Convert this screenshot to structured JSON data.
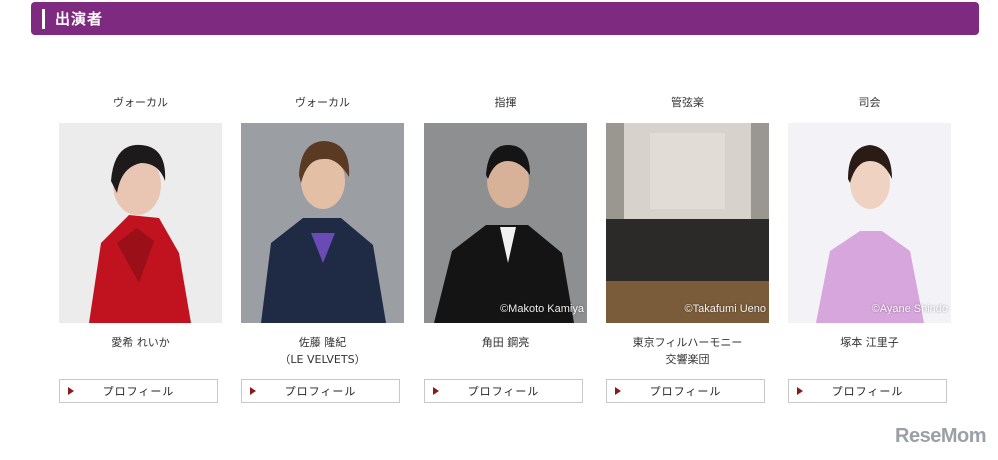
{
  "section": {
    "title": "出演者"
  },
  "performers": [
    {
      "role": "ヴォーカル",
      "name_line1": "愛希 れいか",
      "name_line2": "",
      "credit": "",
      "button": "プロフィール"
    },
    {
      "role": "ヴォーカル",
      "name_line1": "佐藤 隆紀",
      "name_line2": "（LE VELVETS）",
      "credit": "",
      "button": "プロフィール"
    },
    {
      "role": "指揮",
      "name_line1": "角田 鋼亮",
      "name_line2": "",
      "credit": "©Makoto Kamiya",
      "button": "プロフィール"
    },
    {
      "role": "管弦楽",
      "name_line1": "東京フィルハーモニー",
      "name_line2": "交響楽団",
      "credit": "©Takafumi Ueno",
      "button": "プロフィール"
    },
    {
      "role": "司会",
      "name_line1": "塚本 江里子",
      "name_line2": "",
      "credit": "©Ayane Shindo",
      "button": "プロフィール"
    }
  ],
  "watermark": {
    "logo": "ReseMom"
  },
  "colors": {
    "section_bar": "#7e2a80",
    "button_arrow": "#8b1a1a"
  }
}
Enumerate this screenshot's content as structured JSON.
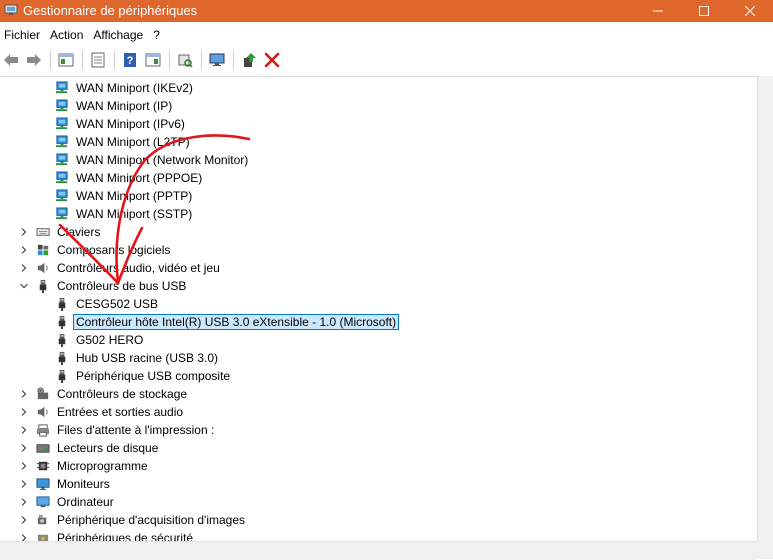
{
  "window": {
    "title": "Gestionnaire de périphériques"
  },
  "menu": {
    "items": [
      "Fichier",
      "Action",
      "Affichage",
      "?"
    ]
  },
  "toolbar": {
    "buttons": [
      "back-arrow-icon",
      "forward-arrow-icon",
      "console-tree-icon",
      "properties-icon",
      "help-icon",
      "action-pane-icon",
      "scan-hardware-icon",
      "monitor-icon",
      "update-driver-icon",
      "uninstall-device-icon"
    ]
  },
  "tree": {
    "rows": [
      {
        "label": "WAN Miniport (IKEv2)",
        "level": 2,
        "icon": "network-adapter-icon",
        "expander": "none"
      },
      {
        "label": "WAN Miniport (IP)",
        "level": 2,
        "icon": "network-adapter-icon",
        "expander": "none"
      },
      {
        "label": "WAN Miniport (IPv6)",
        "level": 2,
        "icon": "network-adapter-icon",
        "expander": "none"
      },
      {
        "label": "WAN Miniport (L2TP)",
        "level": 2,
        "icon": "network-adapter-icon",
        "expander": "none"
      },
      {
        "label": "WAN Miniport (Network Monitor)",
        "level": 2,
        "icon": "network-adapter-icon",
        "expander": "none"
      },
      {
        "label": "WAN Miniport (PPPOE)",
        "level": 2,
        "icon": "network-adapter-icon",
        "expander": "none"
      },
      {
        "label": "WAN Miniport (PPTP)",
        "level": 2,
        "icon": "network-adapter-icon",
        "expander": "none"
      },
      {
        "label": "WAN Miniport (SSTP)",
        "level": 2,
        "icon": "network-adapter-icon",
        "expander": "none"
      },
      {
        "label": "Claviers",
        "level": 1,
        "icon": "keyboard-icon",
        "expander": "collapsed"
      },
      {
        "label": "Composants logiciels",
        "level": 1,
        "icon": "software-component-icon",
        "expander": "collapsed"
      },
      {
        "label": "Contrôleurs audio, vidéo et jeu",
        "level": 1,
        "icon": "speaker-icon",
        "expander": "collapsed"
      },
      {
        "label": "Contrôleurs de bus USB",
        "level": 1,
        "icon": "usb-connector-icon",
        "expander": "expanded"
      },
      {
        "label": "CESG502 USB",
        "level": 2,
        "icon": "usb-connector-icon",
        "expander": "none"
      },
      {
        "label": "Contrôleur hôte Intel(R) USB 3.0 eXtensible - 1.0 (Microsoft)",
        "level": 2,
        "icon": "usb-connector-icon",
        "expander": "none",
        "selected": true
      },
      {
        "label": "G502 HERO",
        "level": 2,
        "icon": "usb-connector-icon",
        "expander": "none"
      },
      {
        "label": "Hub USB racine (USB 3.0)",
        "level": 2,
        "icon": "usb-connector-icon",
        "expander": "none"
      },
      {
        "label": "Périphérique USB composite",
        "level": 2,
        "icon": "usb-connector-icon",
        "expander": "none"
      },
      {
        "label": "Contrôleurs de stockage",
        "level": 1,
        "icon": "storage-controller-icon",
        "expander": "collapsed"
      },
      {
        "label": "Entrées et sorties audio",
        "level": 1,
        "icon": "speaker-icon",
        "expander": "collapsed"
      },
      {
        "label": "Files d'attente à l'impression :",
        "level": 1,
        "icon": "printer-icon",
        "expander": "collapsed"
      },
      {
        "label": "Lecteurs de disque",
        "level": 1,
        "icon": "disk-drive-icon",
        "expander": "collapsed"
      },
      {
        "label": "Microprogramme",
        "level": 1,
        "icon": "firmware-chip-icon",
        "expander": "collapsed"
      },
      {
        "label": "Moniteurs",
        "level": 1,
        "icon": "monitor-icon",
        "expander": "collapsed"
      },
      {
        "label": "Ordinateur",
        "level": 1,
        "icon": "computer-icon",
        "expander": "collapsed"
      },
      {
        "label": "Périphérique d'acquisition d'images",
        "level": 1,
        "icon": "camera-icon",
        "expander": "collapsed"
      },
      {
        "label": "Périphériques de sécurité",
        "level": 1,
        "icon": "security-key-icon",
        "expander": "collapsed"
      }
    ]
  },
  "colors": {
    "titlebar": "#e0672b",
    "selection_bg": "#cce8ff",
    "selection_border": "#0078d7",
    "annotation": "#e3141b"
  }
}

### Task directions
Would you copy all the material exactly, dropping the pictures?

### Exercise response
Convert this screenshot to structured JSON data.
{
  "section": {
    "title": "出演者"
  },
  "performers": [
    {
      "role": "ヴォーカル",
      "name_line1": "愛希 れいか",
      "name_line2": "",
      "credit": "",
      "button": "プロフィール"
    },
    {
      "role": "ヴォーカル",
      "name_line1": "佐藤 隆紀",
      "name_line2": "（LE VELVETS）",
      "credit": "",
      "button": "プロフィール"
    },
    {
      "role": "指揮",
      "name_line1": "角田 鋼亮",
      "name_line2": "",
      "credit": "©Makoto Kamiya",
      "button": "プロフィール"
    },
    {
      "role": "管弦楽",
      "name_line1": "東京フィルハーモニー",
      "name_line2": "交響楽団",
      "credit": "©Takafumi Ueno",
      "button": "プロフィール"
    },
    {
      "role": "司会",
      "name_line1": "塚本 江里子",
      "name_line2": "",
      "credit": "©Ayane Shindo",
      "button": "プロフィール"
    }
  ],
  "watermark": {
    "logo": "ReseMom"
  },
  "colors": {
    "section_bar": "#7e2a80",
    "button_arrow": "#8b1a1a"
  }
}
Enumerate this screenshot's content as structured JSON.
{
  "window": {
    "title": "Gestionnaire de périphériques"
  },
  "menu": {
    "items": [
      "Fichier",
      "Action",
      "Affichage",
      "?"
    ]
  },
  "toolbar": {
    "buttons": [
      "back-arrow-icon",
      "forward-arrow-icon",
      "console-tree-icon",
      "properties-icon",
      "help-icon",
      "action-pane-icon",
      "scan-hardware-icon",
      "monitor-icon",
      "update-driver-icon",
      "uninstall-device-icon"
    ]
  },
  "tree": {
    "rows": [
      {
        "label": "WAN Miniport (IKEv2)",
        "level": 2,
        "icon": "network-adapter-icon",
        "expander": "none"
      },
      {
        "label": "WAN Miniport (IP)",
        "level": 2,
        "icon": "network-adapter-icon",
        "expander": "none"
      },
      {
        "label": "WAN Miniport (IPv6)",
        "level": 2,
        "icon": "network-adapter-icon",
        "expander": "none"
      },
      {
        "label": "WAN Miniport (L2TP)",
        "level": 2,
        "icon": "network-adapter-icon",
        "expander": "none"
      },
      {
        "label": "WAN Miniport (Network Monitor)",
        "level": 2,
        "icon": "network-adapter-icon",
        "expander": "none"
      },
      {
        "label": "WAN Miniport (PPPOE)",
        "level": 2,
        "icon": "network-adapter-icon",
        "expander": "none"
      },
      {
        "label": "WAN Miniport (PPTP)",
        "level": 2,
        "icon": "network-adapter-icon",
        "expander": "none"
      },
      {
        "label": "WAN Miniport (SSTP)",
        "level": 2,
        "icon": "network-adapter-icon",
        "expander": "none"
      },
      {
        "label": "Claviers",
        "level": 1,
        "icon": "keyboard-icon",
        "expander": "collapsed"
      },
      {
        "label": "Composants logiciels",
        "level": 1,
        "icon": "software-component-icon",
        "expander": "collapsed"
      },
      {
        "label": "Contrôleurs audio, vidéo et jeu",
        "level": 1,
        "icon": "speaker-icon",
        "expander": "collapsed"
      },
      {
        "label": "Contrôleurs de bus USB",
        "level": 1,
        "icon": "usb-connector-icon",
        "expander": "expanded"
      },
      {
        "label": "CESG502 USB",
        "level": 2,
        "icon": "usb-connector-icon",
        "expander": "none"
      },
      {
        "label": "Contrôleur hôte Intel(R) USB 3.0 eXtensible - 1.0 (Microsoft)",
        "level": 2,
        "icon": "usb-connector-icon",
        "expander": "none",
        "selected": true
      },
      {
        "label": "G502 HERO",
        "level": 2,
        "icon": "usb-connector-icon",
        "expander": "none"
      },
      {
        "label": "Hub USB racine (USB 3.0)",
        "level": 2,
        "icon": "usb-connector-icon",
        "expander": "none"
      },
      {
        "label": "Périphérique USB composite",
        "level": 2,
        "icon": "usb-connector-icon",
        "expander": "none"
      },
      {
        "label": "Contrôleurs de stockage",
        "level": 1,
        "icon": "storage-controller-icon",
        "expander": "collapsed"
      },
      {
        "label": "Entrées et sorties audio",
        "level": 1,
        "icon": "speaker-icon",
        "expander": "collapsed"
      },
      {
        "label": "Files d'attente à l'impression :",
        "level": 1,
        "icon": "printer-icon",
        "expander": "collapsed"
      },
      {
        "label": "Lecteurs de disque",
        "level": 1,
        "icon": "disk-drive-icon",
        "expander": "collapsed"
      },
      {
        "label": "Microprogramme",
        "level": 1,
        "icon": "firmware-chip-icon",
        "expander": "collapsed"
      },
      {
        "label": "Moniteurs",
        "level": 1,
        "icon": "monitor-icon",
        "expander": "collapsed"
      },
      {
        "label": "Ordinateur",
        "level": 1,
        "icon": "computer-icon",
        "expander": "collapsed"
      },
      {
        "label": "Périphérique d'acquisition d'images",
        "level": 1,
        "icon": "camera-icon",
        "expander": "collapsed"
      },
      {
        "label": "Périphériques de sécurité",
        "level": 1,
        "icon": "security-key-icon",
        "expander": "collapsed"
      }
    ]
  },
  "colors": {
    "titlebar": "#e0672b",
    "selection_bg": "#cce8ff",
    "selection_border": "#0078d7",
    "annotation": "#e3141b"
  }
}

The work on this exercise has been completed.